Ilham Aliyev claims landslide victory in disputed Azerbaijani elections

Thursday, October 16, 2008

Ilham Aliyev in Poland, earlier this year.
Image: Polish Senate.

Incumbent President of Azerbaijan, Ilham Aliyev, has claimed victory by winning 89% of the vote in the recent Azerbaijani presidential election, which were boycotted by all major opposition parties.

The major opposition parties boycotted the election due to claims that the government was limiting people's democratic rights and restricting freedom of the press. These parties described the elections as nothing more than a charade.

"Despite the boycott by some opposition parties, the Azeris made their choice in favour of Ilham Aliyev," said Ali Akhmedov, a press spokesperson for Aliyev's New Azerbaijan Party.

Aliyev faced six opponents in a presidential election. None of these competitors were considered a serious competitor by the newly re-elected president.

Isa Gambar, leader of the Musavat party, which was the main opposition party until it entered the boycott, commented on the result. "It's a farce, a tragicomedy," he stated. "The authorities were trying to force people to vote."

Should Aliyev be internationally accepted as president?

Authorities state that there was a 78% turnout in the election.

At 15:00 UTC today, the Organization for Security and Co-operation in Europe (OSCE) criticized the election, but said that progress had been made. The organisation said in a press release that "yesterday's presidential election in Azerbaijan marked considerable progress, but did not meet all of the country's international commitments."

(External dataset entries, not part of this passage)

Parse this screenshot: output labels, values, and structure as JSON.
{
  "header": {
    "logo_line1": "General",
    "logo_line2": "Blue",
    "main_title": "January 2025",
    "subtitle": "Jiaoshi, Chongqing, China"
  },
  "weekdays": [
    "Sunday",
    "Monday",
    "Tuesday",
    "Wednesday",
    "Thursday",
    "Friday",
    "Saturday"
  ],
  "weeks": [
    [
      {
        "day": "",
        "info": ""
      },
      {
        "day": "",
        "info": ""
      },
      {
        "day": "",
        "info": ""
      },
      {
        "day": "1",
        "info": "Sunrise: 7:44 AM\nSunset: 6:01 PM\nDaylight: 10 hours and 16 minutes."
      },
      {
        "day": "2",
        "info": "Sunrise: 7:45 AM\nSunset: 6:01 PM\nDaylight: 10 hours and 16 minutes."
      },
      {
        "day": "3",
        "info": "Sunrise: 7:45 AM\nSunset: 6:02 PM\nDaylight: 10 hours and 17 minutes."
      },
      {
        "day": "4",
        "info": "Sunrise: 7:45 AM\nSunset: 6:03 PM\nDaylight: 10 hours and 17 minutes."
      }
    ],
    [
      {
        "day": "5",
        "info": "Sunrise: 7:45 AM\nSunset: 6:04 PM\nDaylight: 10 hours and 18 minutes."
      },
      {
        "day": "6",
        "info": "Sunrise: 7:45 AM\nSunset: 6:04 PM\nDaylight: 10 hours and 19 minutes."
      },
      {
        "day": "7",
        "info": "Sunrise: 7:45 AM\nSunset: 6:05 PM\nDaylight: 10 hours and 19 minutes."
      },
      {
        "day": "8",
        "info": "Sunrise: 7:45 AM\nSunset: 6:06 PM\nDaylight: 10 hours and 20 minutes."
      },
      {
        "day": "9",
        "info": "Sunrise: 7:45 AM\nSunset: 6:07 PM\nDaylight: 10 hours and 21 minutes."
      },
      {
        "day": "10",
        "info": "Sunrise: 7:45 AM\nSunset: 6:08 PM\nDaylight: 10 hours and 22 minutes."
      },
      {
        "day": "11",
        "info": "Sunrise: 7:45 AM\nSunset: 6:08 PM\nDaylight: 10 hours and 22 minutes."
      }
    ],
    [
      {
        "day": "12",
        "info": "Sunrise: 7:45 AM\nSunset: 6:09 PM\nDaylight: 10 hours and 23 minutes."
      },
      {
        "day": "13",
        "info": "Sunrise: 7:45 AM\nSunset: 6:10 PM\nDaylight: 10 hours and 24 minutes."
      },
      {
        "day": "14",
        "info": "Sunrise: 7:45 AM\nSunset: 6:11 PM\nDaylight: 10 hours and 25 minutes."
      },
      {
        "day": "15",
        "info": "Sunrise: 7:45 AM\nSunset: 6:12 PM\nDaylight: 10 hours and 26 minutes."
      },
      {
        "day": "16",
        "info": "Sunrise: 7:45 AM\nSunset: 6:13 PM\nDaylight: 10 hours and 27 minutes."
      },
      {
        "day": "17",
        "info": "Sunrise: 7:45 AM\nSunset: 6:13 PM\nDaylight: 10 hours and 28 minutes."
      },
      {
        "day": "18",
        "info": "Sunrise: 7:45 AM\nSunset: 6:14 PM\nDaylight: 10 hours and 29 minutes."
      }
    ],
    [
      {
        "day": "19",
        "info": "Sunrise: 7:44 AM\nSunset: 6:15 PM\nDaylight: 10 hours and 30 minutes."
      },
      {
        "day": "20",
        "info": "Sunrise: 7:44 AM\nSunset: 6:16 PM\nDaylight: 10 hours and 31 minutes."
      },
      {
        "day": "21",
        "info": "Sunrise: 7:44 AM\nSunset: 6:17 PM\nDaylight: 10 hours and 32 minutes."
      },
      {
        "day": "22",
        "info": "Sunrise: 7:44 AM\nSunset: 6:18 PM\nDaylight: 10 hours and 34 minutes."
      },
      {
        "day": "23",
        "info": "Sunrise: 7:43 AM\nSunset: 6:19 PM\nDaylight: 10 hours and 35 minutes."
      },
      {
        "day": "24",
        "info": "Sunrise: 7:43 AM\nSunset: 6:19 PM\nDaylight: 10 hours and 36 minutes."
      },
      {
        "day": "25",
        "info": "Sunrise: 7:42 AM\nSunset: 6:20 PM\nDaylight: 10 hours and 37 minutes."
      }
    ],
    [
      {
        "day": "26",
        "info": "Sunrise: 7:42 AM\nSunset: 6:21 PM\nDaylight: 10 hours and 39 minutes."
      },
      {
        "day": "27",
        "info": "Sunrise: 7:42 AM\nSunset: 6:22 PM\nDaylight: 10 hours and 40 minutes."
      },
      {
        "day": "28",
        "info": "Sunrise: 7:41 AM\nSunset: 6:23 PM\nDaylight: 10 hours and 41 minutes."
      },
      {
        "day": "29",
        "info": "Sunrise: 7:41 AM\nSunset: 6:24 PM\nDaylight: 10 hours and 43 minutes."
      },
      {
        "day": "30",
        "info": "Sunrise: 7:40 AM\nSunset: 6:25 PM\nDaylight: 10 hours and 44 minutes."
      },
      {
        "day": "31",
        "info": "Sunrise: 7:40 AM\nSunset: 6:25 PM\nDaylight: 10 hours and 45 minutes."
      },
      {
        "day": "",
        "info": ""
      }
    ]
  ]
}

"The election was conducted in a peaceful manner, but was characterized by a lack of robust competition and vibrant political discourse facilitated by the media, and thus did not reflect all principles of a meaningful and pluralistic democratic election," continued the OSCE. "Regrettably, some opposition parties boycotted the election, citing longstanding obstacles. This further limited the scope for meaningful choice for the electorate."